  • 5. No considerable changes are being observed in foreign policy orientation of Belarusians. Just as in the third quarter, if the situation requires choosing between integration with Russia and joining the European Union, 37.7% speak for the first option, and 43.4% of respondents – for the second one (the ratio used to be 36.2% vs. 44.1%). However, in a deeper retrospection the public opinion “leeway” from Russia to the European Union becomes more and more obvious. Thus, if in December 2011 35.9% would vote for joining the EU at a hypothetical referendum, and 36.9% – against, 29% – for integration with the RF, and 42.9% – against it, then in December 2012 the ratio became 38.9% vs. 37.6%, and 28.7% vs. 47.5% respectively. As it has been already mentioned before, perhaps Russian support thanks to which economic stabilization had begun since the end of the previous year, started triggering questions by the “mass Belarusian”. For instance, in December 47% of respondents knew or heard something about another exacerbation of Belarusian-Russian relations due to Belarus export of petrochemical products under the guise of “solvents”. On the other hand, although considerably fewer people know/have heard something about the new program of the European Union “Dialogue about modernization of Belarus”, their number is gradually growing: if in autumn there were 20.9% of them, then in December – 25.3%; at that time 40.3% considered that “Belarus needed such a program”, today 48% think so. However, as it has been emphasized in the institute’s analytical materials more than once, “Europeanisation” of public opinion has a pragmatic rather than value response.
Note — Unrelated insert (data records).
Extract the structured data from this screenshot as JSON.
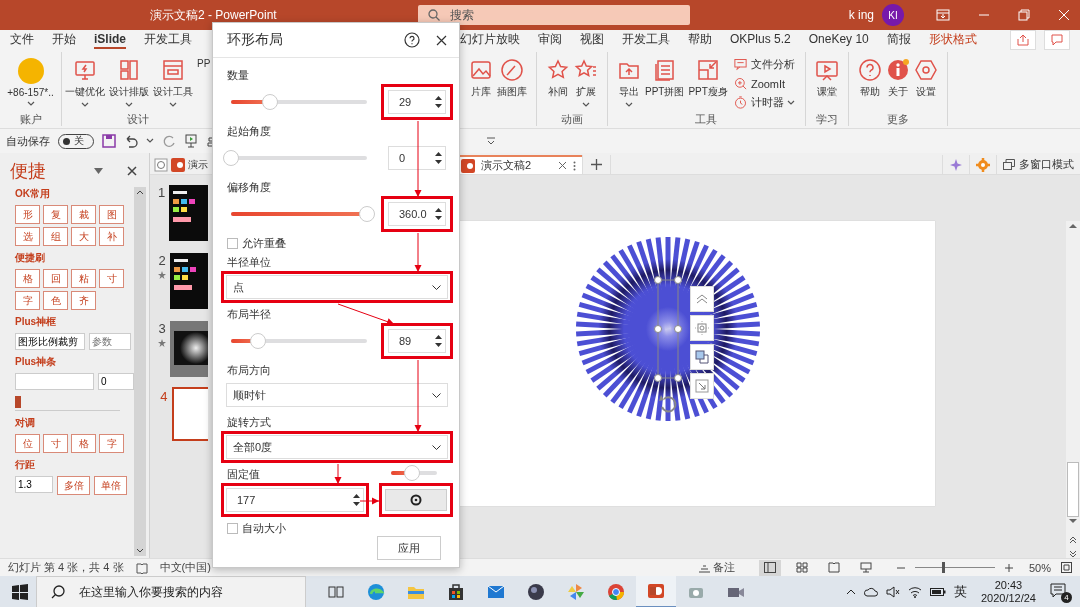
{
  "window": {
    "title": "演示文稿2 - PowerPoint",
    "search_placeholder": "搜索",
    "user": "k ing",
    "user_initials": "KI"
  },
  "ribbon": {
    "tabs_left": [
      {
        "label": "文件",
        "selected": false,
        "kind": "normal"
      },
      {
        "label": "开始",
        "selected": false,
        "kind": "normal"
      },
      {
        "label": "iSlide",
        "selected": true,
        "kind": "normal"
      },
      {
        "label": "开发工具",
        "selected": false,
        "kind": "normal"
      }
    ],
    "tabs_right": [
      {
        "label": "幻灯片放映",
        "selected": false,
        "kind": "normal"
      },
      {
        "label": "审阅",
        "selected": false,
        "kind": "normal"
      },
      {
        "label": "视图",
        "selected": false,
        "kind": "normal"
      },
      {
        "label": "开发工具",
        "selected": false,
        "kind": "normal"
      },
      {
        "label": "帮助",
        "selected": false,
        "kind": "normal"
      },
      {
        "label": "OKPlus 5.2",
        "selected": false,
        "kind": "normal"
      },
      {
        "label": "OneKey 10",
        "selected": false,
        "kind": "normal"
      },
      {
        "label": "简报",
        "selected": false,
        "kind": "normal"
      },
      {
        "label": "形状格式",
        "selected": false,
        "kind": "contextual"
      }
    ],
    "groups_left": [
      {
        "label": "账户",
        "buttons": [
          {
            "label": "+86-157*..",
            "kind": "avatar",
            "dropdown": true
          }
        ]
      },
      {
        "label": "设计",
        "buttons": [
          {
            "label": "一键优化",
            "kind": "large",
            "dropdown": true
          },
          {
            "label": "设计排版",
            "kind": "large",
            "dropdown": true
          },
          {
            "label": "设计工具",
            "kind": "large",
            "dropdown": true
          },
          {
            "label": "PP",
            "kind": "large",
            "dropdown": false
          }
        ]
      }
    ],
    "groups_right": [
      {
        "buttons": [
          {
            "label": "片库",
            "kind": "large",
            "dropdown": false
          },
          {
            "label": "插图库",
            "kind": "large",
            "dropdown": false
          }
        ]
      },
      {
        "label": "动画",
        "buttons": [
          {
            "label": "补间",
            "kind": "large",
            "dropdown": false
          },
          {
            "label": "扩展",
            "kind": "large",
            "dropdown": true
          }
        ]
      },
      {
        "label": "工具",
        "buttons": [
          {
            "label": "导出",
            "kind": "large",
            "dropdown": true
          },
          {
            "label": "PPT拼图",
            "kind": "large",
            "dropdown": false
          },
          {
            "label": "PPT瘦身",
            "kind": "large",
            "dropdown": false
          },
          {
            "label": "文件分析",
            "kind": "small",
            "dropdown": false
          },
          {
            "label": "ZoomIt",
            "kind": "small",
            "dropdown": false
          },
          {
            "label": "计时器",
            "kind": "small",
            "dropdown": true
          }
        ]
      },
      {
        "label": "学习",
        "buttons": [
          {
            "label": "课堂",
            "kind": "large",
            "dropdown": false
          }
        ]
      },
      {
        "label": "更多",
        "buttons": [
          {
            "label": "帮助",
            "kind": "large",
            "dropdown": false
          },
          {
            "label": "关于",
            "kind": "large",
            "dropdown": false
          },
          {
            "label": "设置",
            "kind": "large",
            "dropdown": false
          }
        ]
      }
    ]
  },
  "quick_access": {
    "autosave": "自动保存",
    "autosave_on": false,
    "toggle_text": "关"
  },
  "sidebar": {
    "title": "便捷",
    "sections": [
      {
        "kind": "buttons",
        "label": "OK常用",
        "buttons": [
          "形",
          "复",
          "裁",
          "图",
          "选",
          "组",
          "大",
          "补"
        ]
      },
      {
        "kind": "buttons",
        "label": "便捷刷",
        "buttons": [
          "格",
          "回",
          "粘",
          "寸",
          "字",
          "色",
          "齐"
        ]
      },
      {
        "kind": "fields",
        "label": "Plus神框",
        "fields": [
          {
            "value": "图形比例裁剪"
          },
          {
            "placeholder": "参数"
          }
        ]
      },
      {
        "kind": "slider",
        "label": "Plus神条",
        "fields": [
          {
            "value": "0"
          }
        ],
        "level": 0
      },
      {
        "kind": "buttons",
        "label": "对调",
        "buttons": [
          "位",
          "寸",
          "格",
          "字"
        ]
      },
      {
        "kind": "spacing",
        "label": "行距",
        "fields": [
          {
            "value": "1.3"
          }
        ],
        "buttons": [
          "多倍",
          "单倍"
        ]
      }
    ]
  },
  "slides": [
    {
      "number": "1",
      "starred": false,
      "selected": false,
      "kind": "poster"
    },
    {
      "number": "2",
      "starred": true,
      "selected": false,
      "kind": "poster"
    },
    {
      "number": "3",
      "starred": true,
      "selected": false,
      "kind": "radial"
    },
    {
      "number": "4",
      "starred": false,
      "selected": true,
      "kind": "blank"
    }
  ],
  "doc_tabs": {
    "partial_tab": "演示",
    "tabs": [
      {
        "label": "演示文稿2",
        "selected": true
      }
    ],
    "multi_window": "多窗口模式"
  },
  "dialog": {
    "title": "环形布局",
    "fields": [
      {
        "kind": "slider",
        "label": "数量",
        "level": 0.29,
        "value": "29",
        "highlighted": true
      },
      {
        "kind": "slider",
        "label": "起始角度",
        "level": 0,
        "value": "0",
        "highlighted": false
      },
      {
        "kind": "slider",
        "label": "偏移角度",
        "level": 1,
        "value": "360.0",
        "highlighted": true
      },
      {
        "kind": "checkbox",
        "label": "允许重叠",
        "checked": false
      },
      {
        "kind": "dropdown",
        "label": "半径单位",
        "value": "点",
        "highlighted": true
      },
      {
        "kind": "slider",
        "label": "布局半径",
        "level": 0.2,
        "value": "89",
        "highlighted": true
      },
      {
        "kind": "dropdown",
        "label": "布局方向",
        "value": "顺时针",
        "highlighted": false
      },
      {
        "kind": "dropdown",
        "label": "旋转方式",
        "value": "全部0度",
        "highlighted": true
      },
      {
        "kind": "fixed",
        "label": "固定值",
        "level": 0.45,
        "value": "177",
        "highlighted": true,
        "button_highlighted": true
      },
      {
        "kind": "checkbox",
        "label": "自动大小",
        "checked": false
      }
    ],
    "apply_button": "应用"
  },
  "status_bar": {
    "slide_info": "幻灯片 第 4 张，共 4 张",
    "language": "中文(中国)",
    "notes": "备注",
    "views": [
      {
        "selected": true
      },
      {
        "selected": false
      },
      {
        "selected": false
      },
      {
        "selected": false
      }
    ],
    "zoom_slider": {
      "level": 0.35
    },
    "zoom": "50%"
  },
  "taskbar": {
    "search_placeholder": "在这里输入你要搜索的内容",
    "apps": [
      {
        "selected": false
      },
      {
        "selected": false
      },
      {
        "selected": false
      },
      {
        "selected": false
      },
      {
        "selected": false
      },
      {
        "selected": false
      },
      {
        "selected": false
      },
      {
        "selected": false
      },
      {
        "selected": true
      },
      {
        "selected": false
      },
      {
        "selected": false
      }
    ],
    "ime": "英",
    "time": "20:43",
    "date": "2020/12/24",
    "notifications": "4"
  }
}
Giving answers to the question: “What kind of assistance could the European Union render in modernization of Belarus, in your opinion?” Belarusians mentioned “sharing of modern technologies” and “provision of credits” in the first place (42.2% and 36% respectively), and not “consulting assistance in reform implementing” (28.4%). Such “quiet European invasion” is also exemplified by the issue of the “small border traffic” (the initiative of the EU and Eastern European countries, including Belarus, stipulating a visa-free border-crossing for the residents of border territories) – today 37.7% know about it, and almost half of respondents supports it (at that the majority of them are ready to lend active support to its promotion). Perhaps, exactly due to the fact Belarusian authorities do not hurry to sign the proper agreement, which has not escaped attention of public opinion. Thus answering the question: “Why do you think the agreement for the “small border traffic” with Lithuania and Poland has not come into effect still?” most respondents (22.7%) said “the Belarusian party impedes it” and the fault of the other party (“the Polish and Lithuanian parties impede it”) was pointed to by 13% only.